Jude Kastens, Bio Survey associate research professor, developed maps showing the massive areas of Oregon and northern California burned during wildfires, as detectable in the latest satellite NDVI (Normalized Difference Vegetative Index) “greenness” imagery. One map was published by Bio Survey partner Planalytics in a weekly GreenReport newsletter.
Many years ago Christopher Rogers was part of a team that worked on the Whetstone Savanna Restoration Project in Oregon for the Oregon State Department of Transportation. He was one of many restoration biologists involved and worked on the needs of the federally endangered fairy shrimp species. In addition to conducting surveys and monitoring species, as well as design, restoration and monitoring of their seasonal wetland habitat, he trained U.S. Fish and Wildlife Service staff, ODOT staff and consulting biologists. The Whetstone Savanna was recognized by the Oregon State Land Board with this year’s Wetland Project Award. The project is the largest vernal pool grassland in the state and took more than a decade to reach its current status.
Ashley Wojciechowski, graduate teaching assistant in the Baer Ecology Lab at the Bio Survey, learned in September that she received third place in the Ecological Restoration Student Poster Competition at the ESA (Ecological Society of America) conference in August. Her poster title is: “Environmental heterogeneity increases resilience of stored grassland to interannual variability in precipitation.”
The St. Thomas Source, the local paper in St. Thomas, U.S. Virgin Islands, treated its readers to a fun and informative story—“To better understand water quality, researchers look to the spineless”—on the discovery of a new species of clam shrimp at the university golf course there by Edwin Cruz-Rivera of the University of the Virgin Islands and Christopher Rogers, Bio Survey assistant research professor.
The Hillsboro Free Press, which covers Marion County, Kansas, published a story on a joint project of KU and Wichita State University researchers at Marion Reservoir: “WSU and KU researchers join forces to fight blue-green algae.” The project is led by Ted Harris, Bio Survey assistant research professor, and funded by a grant from the Kansas Dept. of Health and Environment. Don Huggins, Bio Survey senior scientist, and Bio Survey researcher Debbie Baker are also part of the research team.

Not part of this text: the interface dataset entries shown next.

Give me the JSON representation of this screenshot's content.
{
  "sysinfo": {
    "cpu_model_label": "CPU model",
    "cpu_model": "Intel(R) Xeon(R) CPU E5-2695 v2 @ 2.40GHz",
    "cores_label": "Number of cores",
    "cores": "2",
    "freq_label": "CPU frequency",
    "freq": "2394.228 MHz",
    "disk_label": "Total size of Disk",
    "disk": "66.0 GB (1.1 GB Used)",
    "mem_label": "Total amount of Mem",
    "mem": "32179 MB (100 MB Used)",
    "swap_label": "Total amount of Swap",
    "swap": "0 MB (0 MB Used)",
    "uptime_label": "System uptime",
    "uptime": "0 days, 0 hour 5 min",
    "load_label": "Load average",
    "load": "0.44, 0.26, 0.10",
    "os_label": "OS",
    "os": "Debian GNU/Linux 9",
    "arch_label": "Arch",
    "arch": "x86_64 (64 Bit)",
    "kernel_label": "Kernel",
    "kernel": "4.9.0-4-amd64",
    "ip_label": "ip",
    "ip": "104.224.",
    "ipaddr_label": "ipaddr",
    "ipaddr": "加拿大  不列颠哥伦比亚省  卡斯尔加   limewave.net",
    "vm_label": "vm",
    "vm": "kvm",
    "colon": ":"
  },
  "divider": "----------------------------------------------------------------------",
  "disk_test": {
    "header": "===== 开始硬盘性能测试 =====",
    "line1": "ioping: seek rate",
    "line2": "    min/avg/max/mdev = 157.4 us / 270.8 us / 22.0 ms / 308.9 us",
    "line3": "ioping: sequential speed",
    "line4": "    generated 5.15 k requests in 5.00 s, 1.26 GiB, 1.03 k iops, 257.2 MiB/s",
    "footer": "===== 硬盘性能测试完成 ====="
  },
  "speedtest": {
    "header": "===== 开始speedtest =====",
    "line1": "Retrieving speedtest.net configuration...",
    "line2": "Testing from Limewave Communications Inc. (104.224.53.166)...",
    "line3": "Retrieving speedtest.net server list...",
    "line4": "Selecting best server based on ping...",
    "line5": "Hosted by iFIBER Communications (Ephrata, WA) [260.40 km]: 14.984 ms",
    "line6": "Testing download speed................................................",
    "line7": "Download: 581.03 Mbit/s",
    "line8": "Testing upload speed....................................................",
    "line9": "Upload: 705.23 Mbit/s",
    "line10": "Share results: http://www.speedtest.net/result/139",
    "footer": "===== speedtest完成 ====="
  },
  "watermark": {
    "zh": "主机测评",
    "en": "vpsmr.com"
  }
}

The Kansas State Collegian covered the Monarch Watch program, a Bio Survey affiliate program, in its October article “’One tough little butterfly’: Monarch Watch uses citizen science to track butterflies from Canada to Mexico.”
Ben Sikes recently did a virtual outreach event for the Independence (Kansas) Public Library for KU Natural History Museum’s Microbes on the Move. He led a walk in the woods and talked about fungi then brought samples back and looked at them through a microscope at his home.
The Kansas Biological Survey now has a YouTube channel where we have been posting videos of our Friday Ecology Seminars, research activities and more. If you or people you know are interested, please subscribe. Once we reach 100 subscribers, we can customize our address so that it looks like us. We will link the channel to our website soon.